Google has been criticized by journalists and others for using legal, but aggressive tax avoidance strategies to minimize its corporate tax bill. Google cut its taxes by $3.1 billion in the period of 2007 to 2009 using a technique that moves most of its foreign profits through Ireland and The Netherlands to Bermuda. Google’s income shifting – involving strategies known to lawyers as the “Double Irish” and the “Dutch Sandwich” – helped reduce its overseas tax rate to 2.4 percent, the lowest of the top five U.S. technology companies by market capitalization, according to regulatory filings in six countries.
Following criticism of the amount of corporate taxes that Google paid in the United Kingdom, Chairman Eric Schmidt said, "It's called capitalism. We are proudly capitalistic." During the same December 2012 interview Schmidt "confirmed that the company had no intention of paying more to the UK exchequer." In 2013 Schmidt again responded to questions about taxes paid in the UK, by pointing to the advertising fees Google charged UK companies as a source of economic growth.
Despite being one of the world's largest and most influential companies, unlike many other technology companies, Google does not disclose its political spending. In August 2010, New York City Public Advocate Bill de Blasio launched a national campaign urging the corporation to disclose all of its political spending.
Google sponsors several non-profit lobbying groups, such as the Coalition for a Digital Economy (Coadec) in the UK.
Most YouTube videos allow users to leave comments, and these have attracted attention for the negative aspects of both their form and content. In 2006, Time praised Web 2.0 for enabling "community and collaboration on a scale never seen before", and added that YouTube "harnesses the stupidity of crowds as well as its wisdom. Some of the comments on YouTube make you weep for the future of humanity just for the spelling alone, never mind the obscenity and the naked hatred". The Guardian in 2009 described users' comments on YouTube as:
|“||Juvenile, aggressive, misspelled, sexist, homophobic, swinging from raging at the contents of a video to providing a pointlessly detailed description followed by a LOL, YouTube comments are a hotbed of infantile debate and unashamed ignorance – with the occasional burst of wit shining through.||”|
In September 2008, The Daily Telegraph commented that YouTube was "notorious" for "some of the most confrontational and ill-formed comment exchanges on the internet", and reported on YouTube Comment Snob, "a new piece of software that blocks rude and illiterate posts". The Huffington Post noted in April 2012 that finding comments on YouTube that appear "offensive, stupid and crass" to the "vast majority" of the people is hardly difficult.
On November 6, 2013, Google implemented a new comment system that requires all YouTube users to use a Google+ account to comment on videos, thereby making the comment system Google+-orientated.
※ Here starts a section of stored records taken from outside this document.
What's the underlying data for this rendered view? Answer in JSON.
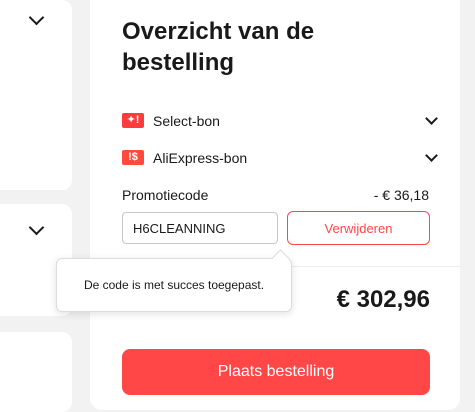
{
  "summary": {
    "title": "Overzicht van de bestelling",
    "coupons": [
      {
        "label": "Select-bon",
        "icon": "select-coupon-icon",
        "icon_glyph": "✦!",
        "color": "#ff3b3b"
      },
      {
        "label": "AliExpress-bon",
        "icon": "aliexpress-coupon-icon",
        "icon_glyph": "!$",
        "color": "#ff4a3d"
      }
    ],
    "promo": {
      "label": "Promotiecode",
      "discount": "- € 36,18",
      "code_value": "H6CLEANNING",
      "remove_label": "Verwijderen"
    },
    "tooltip": "De code is met succes toegepast.",
    "total": "€ 302,96",
    "place_order_label": "Plaats bestelling"
  },
  "colors": {
    "accent": "#ff4747",
    "background": "#f2f2f2",
    "card": "#ffffff"
  }
}
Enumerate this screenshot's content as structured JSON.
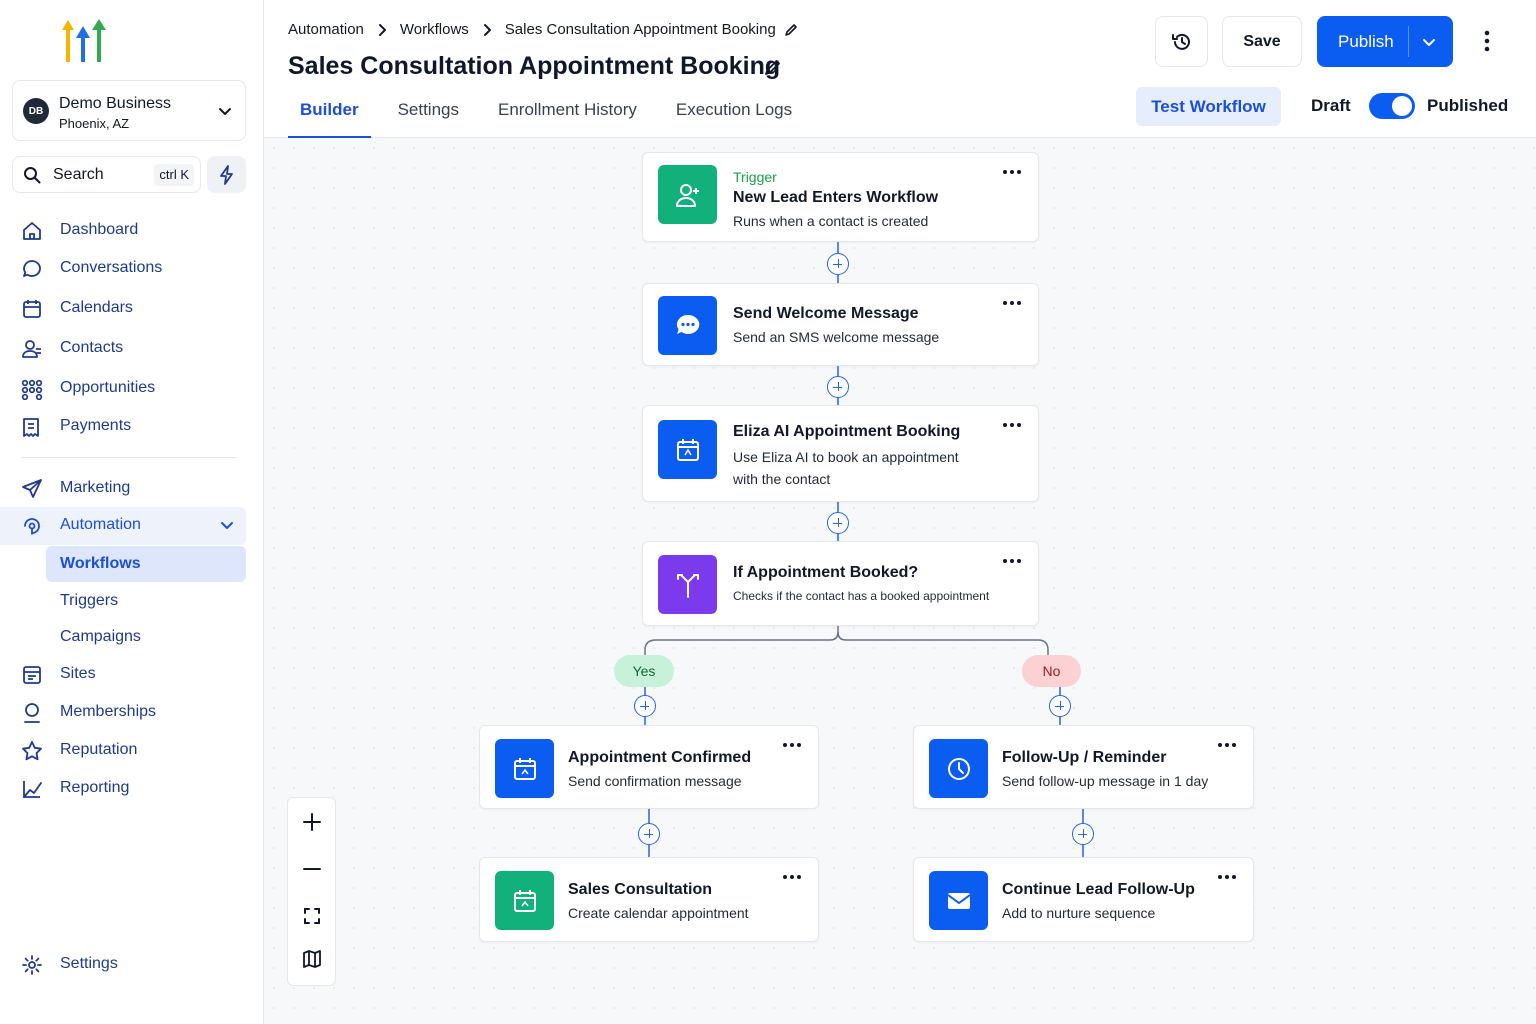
{
  "business": {
    "initials": "DB",
    "name": "Demo Business",
    "location": "Phoenix, AZ"
  },
  "search": {
    "label": "Search",
    "shortcut": "ctrl K"
  },
  "nav": {
    "dashboard": "Dashboard",
    "conversations": "Conversations",
    "calendars": "Calendars",
    "contacts": "Contacts",
    "opportunities": "Opportunities",
    "payments": "Payments",
    "marketing": "Marketing",
    "automation": "Automation",
    "workflows": "Workflows",
    "triggers": "Triggers",
    "campaigns": "Campaigns",
    "sites": "Sites",
    "memberships": "Memberships",
    "reputation": "Reputation",
    "reporting": "Reporting",
    "settings": "Settings"
  },
  "breadcrumb": {
    "level1": "Automation",
    "level2": "Workflows",
    "level3": "Sales Consultation Appointment Booking"
  },
  "page": {
    "title": "Sales Consultation Appointment Booking"
  },
  "tabs": {
    "builder": "Builder",
    "settings": "Settings",
    "enrollment": "Enrollment History",
    "logs": "Execution Logs"
  },
  "actions": {
    "save": "Save",
    "publish": "Publish",
    "test": "Test Workflow",
    "draft": "Draft",
    "published": "Published"
  },
  "colors": {
    "accent": "#0b5cf0",
    "green": "#12b07b",
    "purple": "#7c3aed"
  },
  "nodes": {
    "trigger": {
      "kicker": "Trigger",
      "title": "New Lead Enters Workflow",
      "desc": "Runs when a contact is created",
      "icon": "user-plus-icon"
    },
    "welcome": {
      "title": "Send Welcome Message",
      "desc": "Send an SMS welcome message",
      "icon": "chat-bubble-icon"
    },
    "eliza": {
      "title": "Eliza AI Appointment Booking",
      "desc_line1": "Use Eliza AI to book an appointment",
      "desc_line2": "with the contact",
      "icon": "calendar-ai-icon"
    },
    "condition": {
      "title": "If Appointment Booked?",
      "desc": "Checks if the contact has a booked appointment",
      "icon": "split-branch-icon"
    },
    "confirmed": {
      "title": "Appointment Confirmed",
      "desc": "Send confirmation message",
      "icon": "calendar-icon"
    },
    "followup": {
      "title": "Follow-Up / Reminder",
      "desc": "Send follow-up message in 1 day",
      "icon": "clock-icon"
    },
    "consult": {
      "title": "Sales Consultation",
      "desc": "Create calendar appointment",
      "icon": "calendar-icon"
    },
    "nurture": {
      "title": "Continue Lead Follow-Up",
      "desc": "Add to nurture sequence",
      "icon": "mail-icon"
    }
  },
  "branches": {
    "yes": "Yes",
    "no": "No"
  }
}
The corporation stated that the change is necessary to personalize comment sections for viewers, in response to an overwhelmingly negative public response—even YouTube co-founder Jawed Karim expressed disdain by writing on his channel: "why the fuck do i need a google+ account to comment on a video?". The official YouTube announcement received 20,097 “thumbs down” votes and generated more than 32,000 comments over a two-day period. Writing in the Newsday blog Silicon Island, Chase Melvin noted: "Google+ is nowhere near as popular a social media network as Facebook, but it’s essentially being forced upon millions of YouTube users who don’t want to lose their ability to comment on videos." In the same article Melvin adds:
Perhaps user complaints are justified, but the idea of revamping the old system isn’t so bad. Think of the crude, misogynistic and racially-charged mudslinging that has transpired over the last eight years on YouTube without any discernible moderation. Isn’t any attempt to curb unidentified libelers worth a shot? The system is far from perfect, but Google should be lauded for trying to alleviate some of the damage caused by irate YouTubers hiding behind animosity and anonymity.